This Court's review of the evidence presented below indicates that Dr. Russell I. Voltin, the Appellees' expert, testified that while there is no objective evidence of mental illness on May 28 and May 29, [f]rom . . . May 30th through June 28th, it is likely that [Mr. Worley] was experiencing significant sequelae from his fall that would have impacted on his ability to appreciate his situation. On cross-examination, Dr. Voltin reiterated his position that on May 30, Mr. Worley was at least of significantly impaired capacity to maintain acceptable levels of functioning in areas of intellect, emotion, and physical well-being. Based on this credible evidence of record, we find that Mr. Worley's mental illness began approximately on May 30 rather than on June 3.
Thus, we find from the evidence that Mr. Worley was sane on May 28, the day of his injury, and the following day. If we discount the day of injury, which was a Sunday, as a day on which Mr. Worley could have asserted his legal rights, we are left with May 29. The evidence reveals that on May 29, Mr. Worley was in pain and being treated with morphine. Due to these circumstances, we believe that it would be unreasonable to expect Mr. Worley to initiate the enforcement of his legal rights on May 29. As noted above, Mr. Worley's mental condition began to deteriorate on May 30. Therefore, we conclude from the evidence that the interval between Mr. Worley's injury and the resulting mental incompetence was so brief that Mr. Worley could not reasonably have taken steps to enforce his legal rights during that period. Accordingly, we find that the circuit court erred in finding that Mr. Worley's mental illness did not toll the commencement of the statute of limitations.
In its memorandum order, the circuit court found that Mr. Worley's level of
mental functioning continually changed during his course of treatment between June 4, 2000,
and his release from the hospital on July 10, 2000. However, the court did not make a
finding as to when Mr. Worley became sane under W.Va. Code § 55-2-15. The statute
provides that the statute of limitations commences to run after the insane person becomes

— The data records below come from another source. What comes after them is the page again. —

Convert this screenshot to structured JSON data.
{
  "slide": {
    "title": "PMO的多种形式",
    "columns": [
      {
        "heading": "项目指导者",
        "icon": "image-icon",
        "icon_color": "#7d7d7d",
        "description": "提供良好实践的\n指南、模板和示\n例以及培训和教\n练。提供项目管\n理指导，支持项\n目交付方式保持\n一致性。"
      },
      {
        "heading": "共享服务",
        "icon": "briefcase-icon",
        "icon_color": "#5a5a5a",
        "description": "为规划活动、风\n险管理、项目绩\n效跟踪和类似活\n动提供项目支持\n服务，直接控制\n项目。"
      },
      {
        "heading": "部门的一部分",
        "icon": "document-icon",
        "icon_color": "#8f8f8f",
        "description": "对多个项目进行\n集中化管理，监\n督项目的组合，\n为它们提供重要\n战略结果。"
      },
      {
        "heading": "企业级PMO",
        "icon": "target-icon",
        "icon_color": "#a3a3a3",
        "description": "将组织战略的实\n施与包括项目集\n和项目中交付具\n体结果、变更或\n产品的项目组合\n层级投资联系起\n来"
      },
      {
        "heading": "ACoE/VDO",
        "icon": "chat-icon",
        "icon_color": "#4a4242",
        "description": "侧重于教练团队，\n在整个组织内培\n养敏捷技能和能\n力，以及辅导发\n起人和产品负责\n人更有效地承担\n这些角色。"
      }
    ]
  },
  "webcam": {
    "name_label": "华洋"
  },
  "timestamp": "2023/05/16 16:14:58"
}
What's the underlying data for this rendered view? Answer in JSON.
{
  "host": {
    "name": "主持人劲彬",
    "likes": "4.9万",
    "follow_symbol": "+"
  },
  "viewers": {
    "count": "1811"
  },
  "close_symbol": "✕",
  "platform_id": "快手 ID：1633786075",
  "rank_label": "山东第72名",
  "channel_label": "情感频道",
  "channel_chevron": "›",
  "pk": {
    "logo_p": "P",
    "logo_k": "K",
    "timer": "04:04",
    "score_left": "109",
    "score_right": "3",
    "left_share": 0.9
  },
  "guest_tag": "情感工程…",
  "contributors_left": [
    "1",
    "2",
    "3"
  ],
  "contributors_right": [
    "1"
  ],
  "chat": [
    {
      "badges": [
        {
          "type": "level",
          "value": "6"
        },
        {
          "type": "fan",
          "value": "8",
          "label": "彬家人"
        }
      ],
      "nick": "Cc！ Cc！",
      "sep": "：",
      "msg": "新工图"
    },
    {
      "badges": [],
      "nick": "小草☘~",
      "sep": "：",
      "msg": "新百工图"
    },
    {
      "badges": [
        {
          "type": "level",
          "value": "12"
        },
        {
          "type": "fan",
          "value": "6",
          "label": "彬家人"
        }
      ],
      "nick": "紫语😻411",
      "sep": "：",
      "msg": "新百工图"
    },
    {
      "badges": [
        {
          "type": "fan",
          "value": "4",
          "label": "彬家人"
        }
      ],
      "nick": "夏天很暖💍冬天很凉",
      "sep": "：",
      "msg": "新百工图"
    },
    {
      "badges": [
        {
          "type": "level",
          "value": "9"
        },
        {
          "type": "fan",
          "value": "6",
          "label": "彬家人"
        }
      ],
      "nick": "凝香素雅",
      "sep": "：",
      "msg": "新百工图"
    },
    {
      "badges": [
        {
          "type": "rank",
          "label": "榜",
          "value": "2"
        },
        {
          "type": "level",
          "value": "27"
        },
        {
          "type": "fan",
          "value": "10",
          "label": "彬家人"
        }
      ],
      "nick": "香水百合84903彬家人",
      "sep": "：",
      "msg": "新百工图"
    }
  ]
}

sane. Therefore, it is necessary to remand this case to the circuit court for a determination
of when Mr. Worley became sane. Once the circuit court makes this finding, it can then
make the ultimate determination whether the Appellants filed their complaint within two
years of the time that Mr. Worley regained his sanity.
Reversed and remanded.